▶ **Data records**:
..............................
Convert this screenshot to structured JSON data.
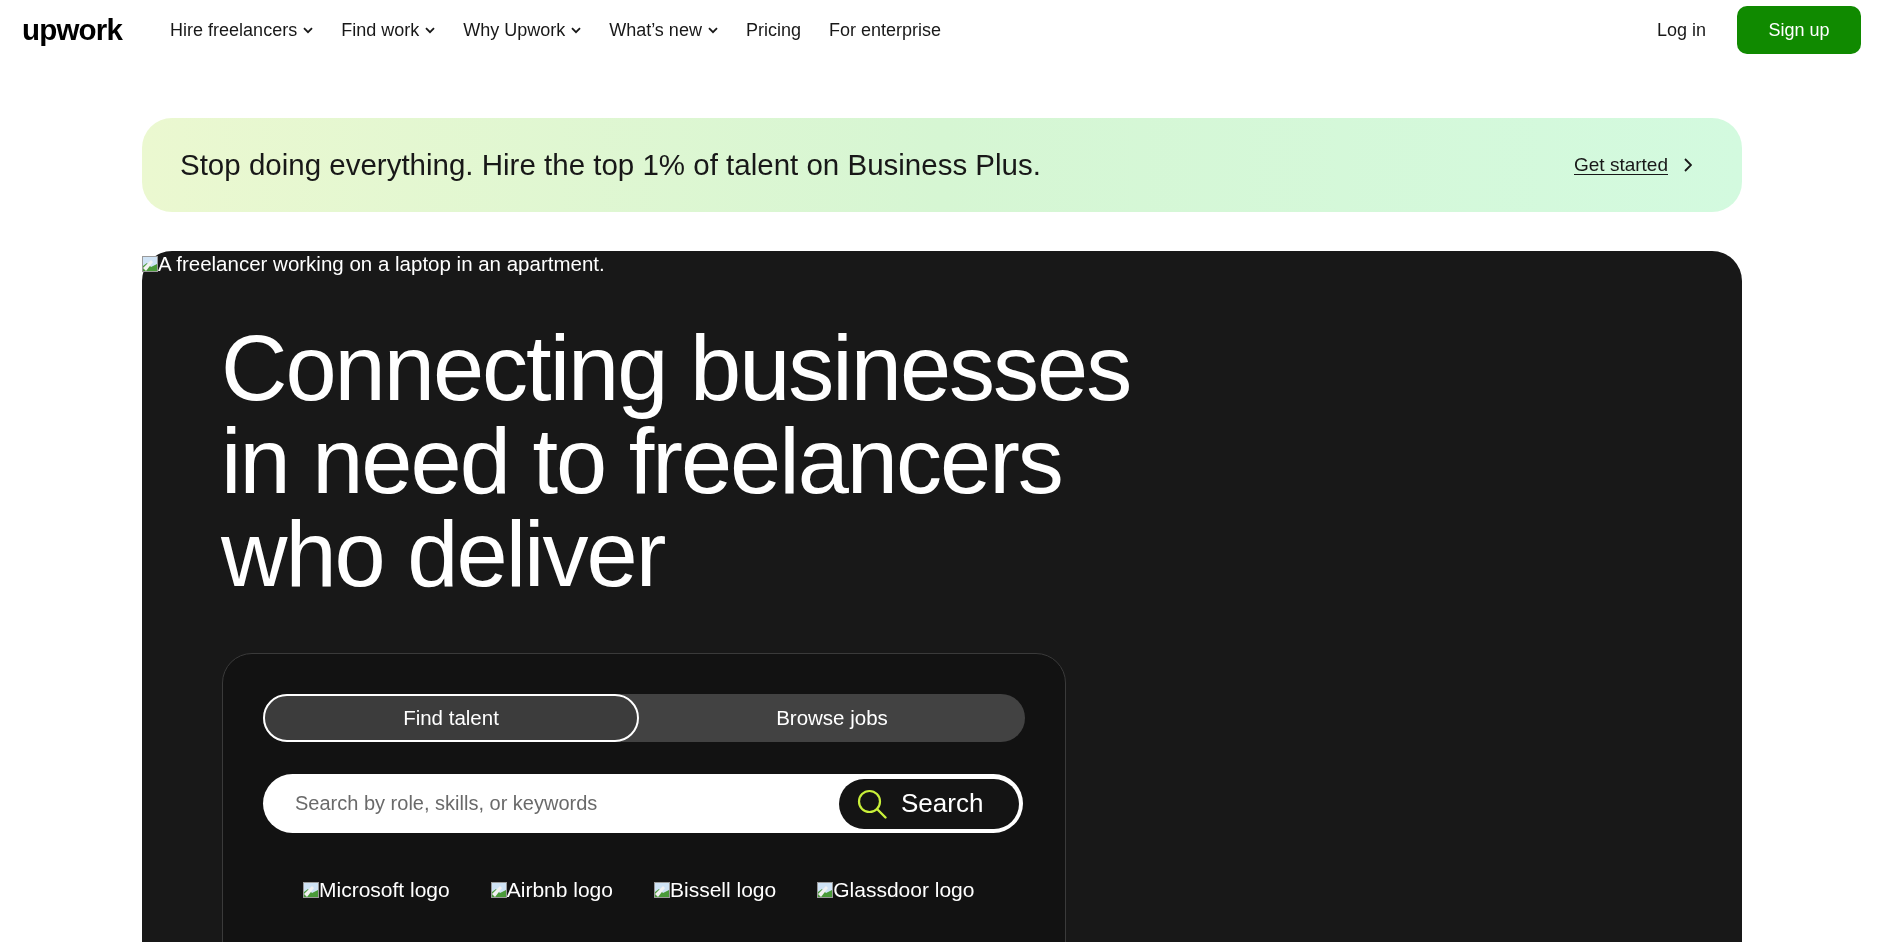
{
  "header": {
    "logo": "upwork",
    "nav": [
      {
        "label": "Hire freelancers",
        "has_menu": true
      },
      {
        "label": "Find work",
        "has_menu": true
      },
      {
        "label": "Why Upwork",
        "has_menu": true
      },
      {
        "label": "What’s new",
        "has_menu": true
      },
      {
        "label": "Pricing",
        "has_menu": false
      },
      {
        "label": "For enterprise",
        "has_menu": false
      }
    ],
    "login": "Log in",
    "signup": "Sign up"
  },
  "banner": {
    "text": "Stop doing everything. Hire the top 1% of talent on Business Plus.",
    "link": "Get started"
  },
  "hero": {
    "image_alt": "A freelancer working on a laptop in an apartment.",
    "heading": "Connecting businesses in need to freelancers who deliver",
    "tabs": [
      {
        "label": "Find talent",
        "selected": true
      },
      {
        "label": "Browse jobs",
        "selected": false
      }
    ],
    "search": {
      "placeholder": "Search by role, skills, or keywords",
      "button": "Search"
    },
    "logos": [
      "Microsoft logo",
      "Airbnb logo",
      "Bissell logo",
      "Glassdoor logo"
    ]
  }
}
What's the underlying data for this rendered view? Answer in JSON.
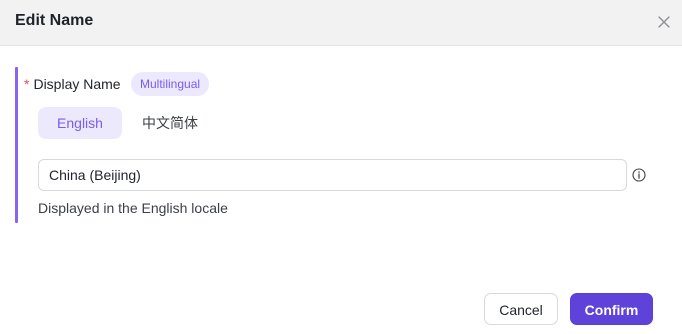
{
  "dialog": {
    "title": "Edit Name",
    "close_icon": "close-icon"
  },
  "field": {
    "required_mark": "*",
    "label": "Display Name",
    "badge": "Multilingual"
  },
  "tabs": [
    {
      "label": "English",
      "active": true
    },
    {
      "label": "中文简体",
      "active": false
    }
  ],
  "input": {
    "value": "China (Beijing)",
    "info_icon": "info-circle-icon"
  },
  "helper_text": "Displayed in the English locale",
  "footer": {
    "cancel_label": "Cancel",
    "confirm_label": "Confirm"
  },
  "colors": {
    "accent": "#8a63f0",
    "primary_button": "#5e42da",
    "required": "#e34d59",
    "tab_active_bg": "#ede9fc"
  }
}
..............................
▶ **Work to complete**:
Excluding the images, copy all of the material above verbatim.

▶ **Expected answer**:
Convert this screenshot to structured JSON data.
{
  "header": {
    "logo": "upwork",
    "nav": [
      {
        "label": "Hire freelancers",
        "has_menu": true
      },
      {
        "label": "Find work",
        "has_menu": true
      },
      {
        "label": "Why Upwork",
        "has_menu": true
      },
      {
        "label": "What’s new",
        "has_menu": true
      },
      {
        "label": "Pricing",
        "has_menu": false
      },
      {
        "label": "For enterprise",
        "has_menu": false
      }
    ],
    "login": "Log in",
    "signup": "Sign up"
  },
  "banner": {
    "text": "Stop doing everything. Hire the top 1% of talent on Business Plus.",
    "link": "Get started"
  },
  "hero": {
    "image_alt": "A freelancer working on a laptop in an apartment.",
    "heading": "Connecting businesses in need to freelancers who deliver",
    "tabs": [
      {
        "label": "Find talent",
        "selected": true
      },
      {
        "label": "Browse jobs",
        "selected": false
      }
    ],
    "search": {
      "placeholder": "Search by role, skills, or keywords",
      "button": "Search"
    },
    "logos": [
      "Microsoft logo",
      "Airbnb logo",
      "Bissell logo",
      "Glassdoor logo"
    ]
  }
}
What's the underlying data for this rendered view? Answer in JSON.
{
  "dialog": {
    "title": "Edit Name",
    "close_icon": "close-icon"
  },
  "field": {
    "required_mark": "*",
    "label": "Display Name",
    "badge": "Multilingual"
  },
  "tabs": [
    {
      "label": "English",
      "active": true
    },
    {
      "label": "中文简体",
      "active": false
    }
  ],
  "input": {
    "value": "China (Beijing)",
    "info_icon": "info-circle-icon"
  },
  "helper_text": "Displayed in the English locale",
  "footer": {
    "cancel_label": "Cancel",
    "confirm_label": "Confirm"
  },
  "colors": {
    "accent": "#8a63f0",
    "primary_button": "#5e42da",
    "required": "#e34d59",
    "tab_active_bg": "#ede9fc"
  }
}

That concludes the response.